The New York Post is (again) reporting that EMC will pull the trigger on Isilon. The deal was previously reported hovering at around $2B and word was that the two sides walked over price. Isilon ultimately was smart to hold out as it knew EMC coveted its technology base. Isilon is a best-in-class scale out NAS player that has perfected the art of providing simple scale out storage. Isilon relies on software, not hardware for data protection and has architected protection into its operating system. Isilon stripes data across its clustered nodes (wide striping) and essentially provides RAID-like function on its network (e.g. a distributed software RAID). The company has eliminated complex LUN management providing a single global namespace to clients and is a leader in its field.
Isilon’s stock has exploded on the strength of the rebounding economy and two other major factors: 1) it’s 70% annual growth rate and 60%+ 2 year growth rate and 2) M&A action in storage (i.e. the 3PAR deal). Rumors of an acquisition by EMC have been swirling for weeks as EMC has been looking for ways to continue its lead in the market as NetApp in particular has been growing faster than EMC in core storge markets overall. EMC is clearly sensitized to the NetApp threat and it has taken actions to block NetApp’s success – most notably by outbidding NetApp for Data Domain in 2009 and now going after NetApp’s crown jewels, its NAS business.
EMC’s midrange business has been struggling to compete with NetApp’s unified vision. EMC has promised unified function and while it has made some progress it has struggled to truly unify its myriad midrange offerings. A deal with Isilon will give EMC a new flagship in scale out NAS that will instantly push EMC to the top of the heap from a technical standpoint. Isilon is probably the best scale out NAS in the market that competes with the likes of BlueArc and DataDirect Networks. Isilon as a public company with more resources has greater momentum than these two private firms.
Is $2B too much? Assuming that’s the price – no. EMC has proven that “overpaying” for a growing asset works. EMC has tons of cash on the balance sheet and acquisitions don’t hit the income statement. So essentially, from a P&L standpoint the impact of such acquisitions is only positive. EMC will put more goodwill on the balance sheet and write off any assets that go south. No one will even notice on Wall Street. Meanwhile, EMC will pop Isililon into its sales channel and explode the business just like it is with Data Domain.
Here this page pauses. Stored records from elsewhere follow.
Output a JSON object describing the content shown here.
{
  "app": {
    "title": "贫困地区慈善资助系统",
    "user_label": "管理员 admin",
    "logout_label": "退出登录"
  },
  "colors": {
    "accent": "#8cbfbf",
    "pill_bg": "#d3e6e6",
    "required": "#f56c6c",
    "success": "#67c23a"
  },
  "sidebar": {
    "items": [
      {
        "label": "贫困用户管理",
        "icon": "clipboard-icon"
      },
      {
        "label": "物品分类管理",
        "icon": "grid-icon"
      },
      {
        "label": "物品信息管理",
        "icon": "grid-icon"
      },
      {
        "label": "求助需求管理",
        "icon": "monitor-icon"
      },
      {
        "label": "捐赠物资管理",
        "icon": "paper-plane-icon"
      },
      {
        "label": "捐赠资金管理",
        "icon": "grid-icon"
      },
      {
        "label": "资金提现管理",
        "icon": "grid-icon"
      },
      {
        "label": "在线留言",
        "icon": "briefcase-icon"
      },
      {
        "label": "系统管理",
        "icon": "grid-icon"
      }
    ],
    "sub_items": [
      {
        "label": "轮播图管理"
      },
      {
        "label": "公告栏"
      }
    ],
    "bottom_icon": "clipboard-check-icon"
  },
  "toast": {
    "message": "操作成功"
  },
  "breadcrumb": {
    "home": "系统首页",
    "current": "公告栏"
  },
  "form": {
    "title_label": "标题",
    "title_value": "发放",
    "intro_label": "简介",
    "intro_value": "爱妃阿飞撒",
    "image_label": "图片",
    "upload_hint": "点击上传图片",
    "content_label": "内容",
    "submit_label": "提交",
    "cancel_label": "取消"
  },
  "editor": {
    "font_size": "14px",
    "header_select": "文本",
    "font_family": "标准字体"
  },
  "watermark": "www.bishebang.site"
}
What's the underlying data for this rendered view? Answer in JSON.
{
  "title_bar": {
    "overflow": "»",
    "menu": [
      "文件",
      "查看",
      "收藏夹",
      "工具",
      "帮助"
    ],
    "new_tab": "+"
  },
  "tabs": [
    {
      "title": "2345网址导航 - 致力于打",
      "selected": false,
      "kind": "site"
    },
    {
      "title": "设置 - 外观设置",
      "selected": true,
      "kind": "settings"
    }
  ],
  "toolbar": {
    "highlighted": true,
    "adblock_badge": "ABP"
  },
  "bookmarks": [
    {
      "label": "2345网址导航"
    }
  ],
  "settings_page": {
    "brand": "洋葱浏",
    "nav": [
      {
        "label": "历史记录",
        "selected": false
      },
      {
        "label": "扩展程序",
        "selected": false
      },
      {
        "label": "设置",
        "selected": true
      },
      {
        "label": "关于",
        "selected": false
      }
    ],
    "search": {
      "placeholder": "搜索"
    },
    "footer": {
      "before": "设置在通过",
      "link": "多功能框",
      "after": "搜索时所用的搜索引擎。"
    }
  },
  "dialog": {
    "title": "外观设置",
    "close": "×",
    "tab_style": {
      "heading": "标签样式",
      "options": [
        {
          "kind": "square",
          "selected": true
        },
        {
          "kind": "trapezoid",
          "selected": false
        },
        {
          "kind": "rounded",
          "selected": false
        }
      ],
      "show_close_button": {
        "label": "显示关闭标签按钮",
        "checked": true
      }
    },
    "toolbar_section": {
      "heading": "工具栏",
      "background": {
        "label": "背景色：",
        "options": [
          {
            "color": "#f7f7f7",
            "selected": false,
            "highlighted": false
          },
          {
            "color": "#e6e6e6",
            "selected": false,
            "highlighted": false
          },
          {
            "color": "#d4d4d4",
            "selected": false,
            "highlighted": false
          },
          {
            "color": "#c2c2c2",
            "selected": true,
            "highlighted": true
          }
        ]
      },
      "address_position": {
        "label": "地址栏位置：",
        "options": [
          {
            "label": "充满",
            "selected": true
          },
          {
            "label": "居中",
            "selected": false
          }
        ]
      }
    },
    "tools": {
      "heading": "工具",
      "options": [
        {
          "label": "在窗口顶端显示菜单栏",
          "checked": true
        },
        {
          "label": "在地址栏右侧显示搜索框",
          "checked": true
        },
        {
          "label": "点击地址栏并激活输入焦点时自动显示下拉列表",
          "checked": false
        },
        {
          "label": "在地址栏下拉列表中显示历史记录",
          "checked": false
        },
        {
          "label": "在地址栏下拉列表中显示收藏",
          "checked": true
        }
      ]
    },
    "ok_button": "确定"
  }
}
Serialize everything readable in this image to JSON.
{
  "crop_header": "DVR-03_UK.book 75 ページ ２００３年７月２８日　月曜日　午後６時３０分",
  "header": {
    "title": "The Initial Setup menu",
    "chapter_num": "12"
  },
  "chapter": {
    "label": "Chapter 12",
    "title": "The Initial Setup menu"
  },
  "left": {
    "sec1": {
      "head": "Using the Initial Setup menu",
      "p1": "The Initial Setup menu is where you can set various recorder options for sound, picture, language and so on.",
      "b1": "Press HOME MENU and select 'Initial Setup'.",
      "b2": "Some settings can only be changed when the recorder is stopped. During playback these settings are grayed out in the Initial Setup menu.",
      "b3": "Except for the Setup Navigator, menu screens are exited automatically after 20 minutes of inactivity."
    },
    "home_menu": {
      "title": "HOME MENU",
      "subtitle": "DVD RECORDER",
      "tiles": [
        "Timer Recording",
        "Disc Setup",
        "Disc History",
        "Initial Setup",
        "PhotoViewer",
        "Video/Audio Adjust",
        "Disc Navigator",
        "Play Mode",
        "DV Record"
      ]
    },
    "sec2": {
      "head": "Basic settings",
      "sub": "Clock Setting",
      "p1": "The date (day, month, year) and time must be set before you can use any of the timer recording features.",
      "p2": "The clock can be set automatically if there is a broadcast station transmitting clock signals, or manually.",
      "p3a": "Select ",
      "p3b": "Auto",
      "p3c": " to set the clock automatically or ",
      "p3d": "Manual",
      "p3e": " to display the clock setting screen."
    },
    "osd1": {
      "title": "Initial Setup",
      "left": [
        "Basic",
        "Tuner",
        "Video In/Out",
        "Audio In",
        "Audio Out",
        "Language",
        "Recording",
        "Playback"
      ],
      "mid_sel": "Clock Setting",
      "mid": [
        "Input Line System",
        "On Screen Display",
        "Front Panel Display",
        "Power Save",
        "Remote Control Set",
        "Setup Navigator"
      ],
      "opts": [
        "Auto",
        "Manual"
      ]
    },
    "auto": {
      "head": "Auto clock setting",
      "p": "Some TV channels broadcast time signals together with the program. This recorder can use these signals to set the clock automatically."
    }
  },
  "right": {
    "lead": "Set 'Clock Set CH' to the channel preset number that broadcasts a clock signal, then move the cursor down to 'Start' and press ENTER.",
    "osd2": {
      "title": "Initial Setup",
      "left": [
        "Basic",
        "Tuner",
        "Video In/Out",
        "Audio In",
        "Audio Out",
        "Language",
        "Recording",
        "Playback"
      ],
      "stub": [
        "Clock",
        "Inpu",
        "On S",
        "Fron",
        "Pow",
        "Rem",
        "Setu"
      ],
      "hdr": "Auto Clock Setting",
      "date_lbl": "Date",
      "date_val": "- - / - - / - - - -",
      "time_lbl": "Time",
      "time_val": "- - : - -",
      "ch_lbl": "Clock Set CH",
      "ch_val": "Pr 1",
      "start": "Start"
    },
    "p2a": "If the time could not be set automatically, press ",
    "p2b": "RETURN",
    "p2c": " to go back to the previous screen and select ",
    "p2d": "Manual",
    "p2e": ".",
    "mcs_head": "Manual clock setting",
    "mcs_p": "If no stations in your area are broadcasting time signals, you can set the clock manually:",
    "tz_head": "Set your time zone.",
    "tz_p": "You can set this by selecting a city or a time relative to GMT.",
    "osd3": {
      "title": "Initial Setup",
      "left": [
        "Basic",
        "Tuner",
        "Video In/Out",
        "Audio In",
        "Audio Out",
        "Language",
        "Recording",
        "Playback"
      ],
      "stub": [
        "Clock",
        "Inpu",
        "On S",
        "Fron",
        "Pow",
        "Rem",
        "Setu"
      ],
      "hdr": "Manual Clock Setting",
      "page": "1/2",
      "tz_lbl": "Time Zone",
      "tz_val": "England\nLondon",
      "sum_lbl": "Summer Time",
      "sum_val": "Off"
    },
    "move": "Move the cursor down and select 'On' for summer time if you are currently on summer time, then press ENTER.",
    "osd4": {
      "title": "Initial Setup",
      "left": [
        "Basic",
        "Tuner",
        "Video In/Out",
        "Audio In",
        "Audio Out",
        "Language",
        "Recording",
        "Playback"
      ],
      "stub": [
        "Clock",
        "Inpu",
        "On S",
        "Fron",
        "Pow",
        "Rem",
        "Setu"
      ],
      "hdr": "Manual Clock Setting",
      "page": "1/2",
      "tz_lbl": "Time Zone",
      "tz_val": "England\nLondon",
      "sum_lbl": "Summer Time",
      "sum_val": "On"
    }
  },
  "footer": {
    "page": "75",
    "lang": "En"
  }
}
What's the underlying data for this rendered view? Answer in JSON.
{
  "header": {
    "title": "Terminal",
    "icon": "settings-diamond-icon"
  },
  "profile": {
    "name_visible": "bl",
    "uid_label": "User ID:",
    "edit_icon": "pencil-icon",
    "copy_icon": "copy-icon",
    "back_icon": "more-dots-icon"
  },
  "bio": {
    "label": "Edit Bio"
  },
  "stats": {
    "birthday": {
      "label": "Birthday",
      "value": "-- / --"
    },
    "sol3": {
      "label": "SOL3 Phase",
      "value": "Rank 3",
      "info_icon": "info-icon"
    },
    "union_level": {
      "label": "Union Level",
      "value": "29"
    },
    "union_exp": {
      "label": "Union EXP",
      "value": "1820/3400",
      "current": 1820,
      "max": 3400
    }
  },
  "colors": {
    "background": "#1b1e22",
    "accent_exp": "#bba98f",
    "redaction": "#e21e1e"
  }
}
Word is Data Domain is absolutely crushing it’s plan for 2010.
Bottom line: Good move for EMC. Isilon is an excellent product, EMC’s NAS products are nearing the end of the line and Isilon is the future of scale out where the growth is huge.
Check out this video of Isilon customers and partners at VMworld 2010:
Word is this deal is going down for $33/share which would put the acquisition at about $2.2B. What does all this mean to:
NetApp – once again EMC is using all its weapons to compete with the smaller NetApp. NetApp is growing faster, gaining more share* (in overall storage), has great momentum in the market and yet EMC just keeps changing the game in an effort to stay ahead of NetApp. VMware, VCE, Data Domain and now Isilon – EMC is pulling out all stops to compete.
*Note: According to IDC, in Q2 2010, EMC’s worldwide NAS revenues outgrew NetApp’s. EMC and NetApp accounted for about 70% of NAS revenue worldwide in Q2. IDC’s Q2 #’s were released in September of 2010 and showed EMC had about 20 points more share than NetApp in NAS. This is an astonishing lead and Isilon will likely add to it substantially. I have not dug into the IDC numbers so I really don’t know what’s in there but the figures are surprising nonetheless.
HP – Do you think EMC’s Rich Napolitano was paying attention when his former boss Dave Donatelli went out and bought Ibrix? You betcha.
IBM – What happened to SONAS – lots of fanfare earlier this year around what looked to be an interesting global clustered file system – not much happening in the marketplace.
BlueArc and DDN – The two main competitors to Isilon just got more interesting (and more valuable).
Customers – More EMC stovepipes but Isilon could be a unifying force. Those customers worried about doing business with smaller Isilon get a nice EMC blanket around them.
It’s official. The deal is going down for $2.3B. Here’s what Tucci said:
The unmistakable waves of cloud computing and ‘Big Data’ are upon us. Customers are looking for new ways to store, protect, secure and add intelligence to the vast amounts of information they will accumulate over the next decade. EMC, in combination with Isilon, sits at the intersection of these trends with leading products, solutions, and services to help customers get the absolute most out of what cloud computing has to offer.
Tucci’s message is pretty clear. He wants Cloud Computing + Big Data = EMC.
As I indicated before, this is actually a good use of cash. Share buybacks and dividends add no long term value to the business and R&D is risky. With Isilon, EMC is buying growth, it’s buying competitive position and it’s covering its butt on an aging midrange file business. While EMC can point to leading revenue shares in its file business the products were not viewed as simple to use and next generation. People will criticize EMC for writing checks instead of code but when you’re printing money the way EMC is, time-to-market is worth a lot.